Car production in the United Kingdom reached its worst July performance level for the industry since 1956. “Production overall remains up 18.3% on COVID-19 hit 2020 at 552,361 units,” cited SMMT, “but this is down significantly (-28.7%) on 2019 pre-pandemic levels when 774,760 cars rolled off production lines.”
Global microchip shortages, worker absences and factory shutdowns all contributed to the decline in production volumes. Many large automobile companies had to cut their output to accommodate these shortages, while experts believe that chip shortages could last until next year.

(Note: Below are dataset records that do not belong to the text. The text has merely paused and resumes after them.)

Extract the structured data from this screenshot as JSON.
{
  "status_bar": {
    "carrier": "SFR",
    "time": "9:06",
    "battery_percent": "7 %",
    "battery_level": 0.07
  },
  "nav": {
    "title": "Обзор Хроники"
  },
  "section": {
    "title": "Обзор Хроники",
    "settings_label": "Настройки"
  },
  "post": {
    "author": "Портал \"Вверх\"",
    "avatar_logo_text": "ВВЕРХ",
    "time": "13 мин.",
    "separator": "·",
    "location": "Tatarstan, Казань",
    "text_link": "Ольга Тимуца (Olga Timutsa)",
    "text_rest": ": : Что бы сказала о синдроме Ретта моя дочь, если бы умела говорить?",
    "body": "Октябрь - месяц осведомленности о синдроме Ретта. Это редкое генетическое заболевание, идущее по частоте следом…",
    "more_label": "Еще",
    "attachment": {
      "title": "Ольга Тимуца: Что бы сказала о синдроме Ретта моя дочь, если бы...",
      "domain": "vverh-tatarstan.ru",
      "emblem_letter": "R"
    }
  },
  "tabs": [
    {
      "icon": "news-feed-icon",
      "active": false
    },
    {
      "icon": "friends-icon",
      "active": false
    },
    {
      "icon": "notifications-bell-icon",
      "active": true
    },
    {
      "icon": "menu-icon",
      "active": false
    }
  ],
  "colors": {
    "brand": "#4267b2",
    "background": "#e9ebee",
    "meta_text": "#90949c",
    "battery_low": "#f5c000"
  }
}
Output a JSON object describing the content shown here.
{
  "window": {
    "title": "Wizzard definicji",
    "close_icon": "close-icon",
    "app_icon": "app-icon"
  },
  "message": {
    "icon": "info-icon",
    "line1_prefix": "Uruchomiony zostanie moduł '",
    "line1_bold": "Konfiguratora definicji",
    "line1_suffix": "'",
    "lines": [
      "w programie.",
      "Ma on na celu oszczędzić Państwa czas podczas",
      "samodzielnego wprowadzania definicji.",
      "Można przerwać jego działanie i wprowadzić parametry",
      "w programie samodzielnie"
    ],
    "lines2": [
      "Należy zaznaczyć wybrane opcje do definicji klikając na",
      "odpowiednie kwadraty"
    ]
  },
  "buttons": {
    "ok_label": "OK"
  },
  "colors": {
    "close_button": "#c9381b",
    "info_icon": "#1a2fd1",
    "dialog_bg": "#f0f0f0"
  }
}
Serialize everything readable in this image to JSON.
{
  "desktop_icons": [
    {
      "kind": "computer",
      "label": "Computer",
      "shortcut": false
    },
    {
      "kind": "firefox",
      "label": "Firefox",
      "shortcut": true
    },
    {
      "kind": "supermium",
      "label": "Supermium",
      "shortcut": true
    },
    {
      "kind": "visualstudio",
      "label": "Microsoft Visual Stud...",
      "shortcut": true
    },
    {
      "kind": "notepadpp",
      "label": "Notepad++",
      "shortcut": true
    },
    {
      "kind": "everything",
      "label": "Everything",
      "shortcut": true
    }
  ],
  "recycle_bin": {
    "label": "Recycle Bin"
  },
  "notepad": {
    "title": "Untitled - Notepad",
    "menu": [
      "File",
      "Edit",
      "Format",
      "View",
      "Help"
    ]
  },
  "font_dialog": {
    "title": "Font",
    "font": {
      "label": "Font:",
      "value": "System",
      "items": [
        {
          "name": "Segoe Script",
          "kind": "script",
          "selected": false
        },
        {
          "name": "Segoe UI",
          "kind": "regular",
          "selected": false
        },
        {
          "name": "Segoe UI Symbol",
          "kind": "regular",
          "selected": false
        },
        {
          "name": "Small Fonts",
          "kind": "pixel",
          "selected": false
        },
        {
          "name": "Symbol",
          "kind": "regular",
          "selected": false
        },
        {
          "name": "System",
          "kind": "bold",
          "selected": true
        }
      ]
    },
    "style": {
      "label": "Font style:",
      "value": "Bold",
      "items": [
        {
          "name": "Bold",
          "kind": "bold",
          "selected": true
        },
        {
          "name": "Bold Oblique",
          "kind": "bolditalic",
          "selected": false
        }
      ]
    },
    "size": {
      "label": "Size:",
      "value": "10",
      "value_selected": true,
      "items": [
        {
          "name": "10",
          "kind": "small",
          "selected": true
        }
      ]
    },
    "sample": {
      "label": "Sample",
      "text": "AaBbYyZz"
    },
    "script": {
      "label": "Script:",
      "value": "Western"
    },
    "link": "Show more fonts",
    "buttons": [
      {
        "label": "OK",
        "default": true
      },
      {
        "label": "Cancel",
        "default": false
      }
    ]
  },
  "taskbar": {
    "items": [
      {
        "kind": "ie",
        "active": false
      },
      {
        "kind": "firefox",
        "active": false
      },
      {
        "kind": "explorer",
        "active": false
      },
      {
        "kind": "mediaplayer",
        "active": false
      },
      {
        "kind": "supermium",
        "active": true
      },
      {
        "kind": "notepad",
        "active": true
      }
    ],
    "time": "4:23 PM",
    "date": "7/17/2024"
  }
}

This summer, demand for alternatively fueled models — from battery electric to plug-in hybrid — saw an increase in production levels. More than a quarter of all cars made in July were electric or hybrids, the highest share on record. As recovery progresses, “government can help by continuing the supportive COVID measures currently in place and boosting our competitiveness with a reduction in energy levies and business rates for a sector that is strategically important in delivering net zero,” according to Mike Hawes, SMMT chief executive.